* **What the exercise asks**:
The listing below should be printed exactly, every line of it. Skip the pictures.

* **Input data**:
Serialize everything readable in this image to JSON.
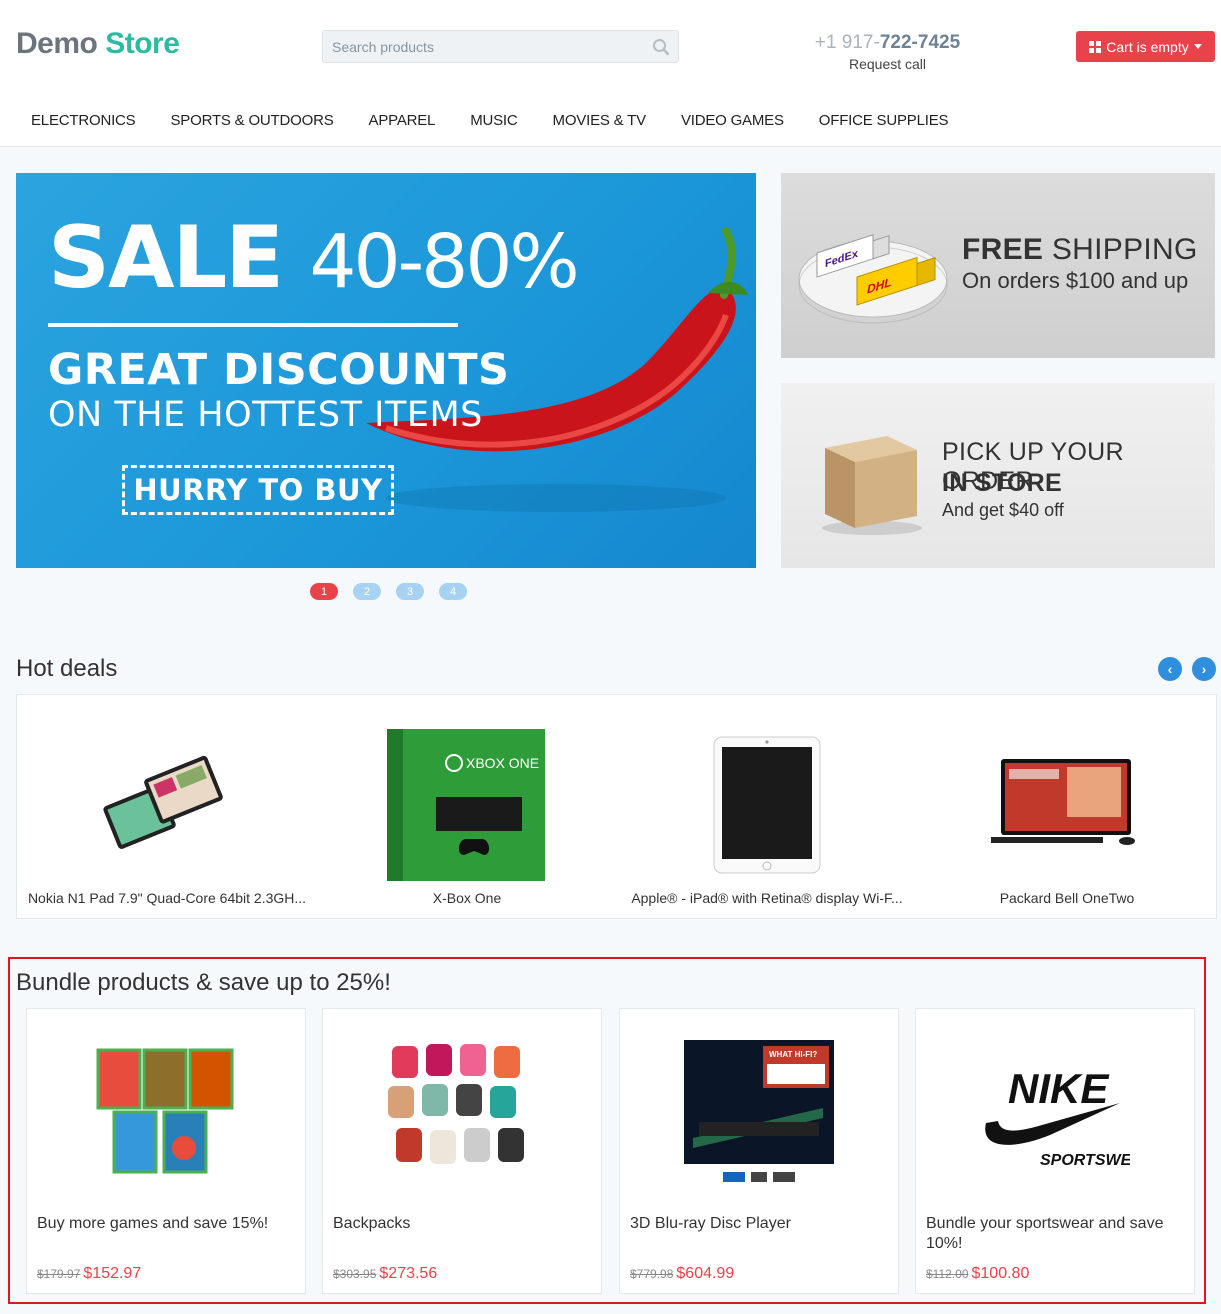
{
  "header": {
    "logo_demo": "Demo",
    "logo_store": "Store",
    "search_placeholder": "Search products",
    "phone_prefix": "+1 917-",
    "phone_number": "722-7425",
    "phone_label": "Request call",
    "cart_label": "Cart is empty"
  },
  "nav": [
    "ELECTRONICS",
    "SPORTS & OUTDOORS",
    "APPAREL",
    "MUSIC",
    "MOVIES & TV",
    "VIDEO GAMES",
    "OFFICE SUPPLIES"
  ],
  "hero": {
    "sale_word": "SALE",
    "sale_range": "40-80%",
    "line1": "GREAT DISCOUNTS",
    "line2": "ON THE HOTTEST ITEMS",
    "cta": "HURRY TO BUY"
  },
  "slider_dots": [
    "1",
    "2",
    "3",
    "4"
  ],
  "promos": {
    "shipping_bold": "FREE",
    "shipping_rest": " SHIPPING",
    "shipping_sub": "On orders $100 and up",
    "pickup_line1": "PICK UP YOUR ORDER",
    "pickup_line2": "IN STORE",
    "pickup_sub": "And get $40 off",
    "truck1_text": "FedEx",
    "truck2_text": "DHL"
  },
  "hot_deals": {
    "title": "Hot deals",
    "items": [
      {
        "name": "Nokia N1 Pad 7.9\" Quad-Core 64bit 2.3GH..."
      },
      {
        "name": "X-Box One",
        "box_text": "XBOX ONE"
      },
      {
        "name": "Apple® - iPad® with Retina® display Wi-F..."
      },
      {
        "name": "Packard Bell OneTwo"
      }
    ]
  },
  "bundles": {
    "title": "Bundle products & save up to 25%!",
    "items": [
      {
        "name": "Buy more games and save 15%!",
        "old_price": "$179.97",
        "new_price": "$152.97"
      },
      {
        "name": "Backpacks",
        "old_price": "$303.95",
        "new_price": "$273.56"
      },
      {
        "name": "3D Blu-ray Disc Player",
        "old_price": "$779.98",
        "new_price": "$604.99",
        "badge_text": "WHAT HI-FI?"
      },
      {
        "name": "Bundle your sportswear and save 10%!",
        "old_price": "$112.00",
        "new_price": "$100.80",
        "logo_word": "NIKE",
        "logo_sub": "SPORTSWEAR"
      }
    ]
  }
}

* **Exercise response**:
Serialize everything readable in this image to JSON.
{
  "header": {
    "logo_demo": "Demo",
    "logo_store": "Store",
    "search_placeholder": "Search products",
    "phone_prefix": "+1 917-",
    "phone_number": "722-7425",
    "phone_label": "Request call",
    "cart_label": "Cart is empty"
  },
  "nav": [
    "ELECTRONICS",
    "SPORTS & OUTDOORS",
    "APPAREL",
    "MUSIC",
    "MOVIES & TV",
    "VIDEO GAMES",
    "OFFICE SUPPLIES"
  ],
  "hero": {
    "sale_word": "SALE",
    "sale_range": "40-80%",
    "line1": "GREAT DISCOUNTS",
    "line2": "ON THE HOTTEST ITEMS",
    "cta": "HURRY TO BUY"
  },
  "slider_dots": [
    "1",
    "2",
    "3",
    "4"
  ],
  "promos": {
    "shipping_bold": "FREE",
    "shipping_rest": " SHIPPING",
    "shipping_sub": "On orders $100 and up",
    "pickup_line1": "PICK UP YOUR ORDER",
    "pickup_line2": "IN STORE",
    "pickup_sub": "And get $40 off",
    "truck1_text": "FedEx",
    "truck2_text": "DHL"
  },
  "hot_deals": {
    "title": "Hot deals",
    "items": [
      {
        "name": "Nokia N1 Pad 7.9\" Quad-Core 64bit 2.3GH..."
      },
      {
        "name": "X-Box One",
        "box_text": "XBOX ONE"
      },
      {
        "name": "Apple® - iPad® with Retina® display Wi-F..."
      },
      {
        "name": "Packard Bell OneTwo"
      }
    ]
  },
  "bundles": {
    "title": "Bundle products & save up to 25%!",
    "items": [
      {
        "name": "Buy more games and save 15%!",
        "old_price": "$179.97",
        "new_price": "$152.97"
      },
      {
        "name": "Backpacks",
        "old_price": "$303.95",
        "new_price": "$273.56"
      },
      {
        "name": "3D Blu-ray Disc Player",
        "old_price": "$779.98",
        "new_price": "$604.99",
        "badge_text": "WHAT HI-FI?"
      },
      {
        "name": "Bundle your sportswear and save 10%!",
        "old_price": "$112.00",
        "new_price": "$100.80",
        "logo_word": "NIKE",
        "logo_sub": "SPORTSWEAR"
      }
    ]
  }
}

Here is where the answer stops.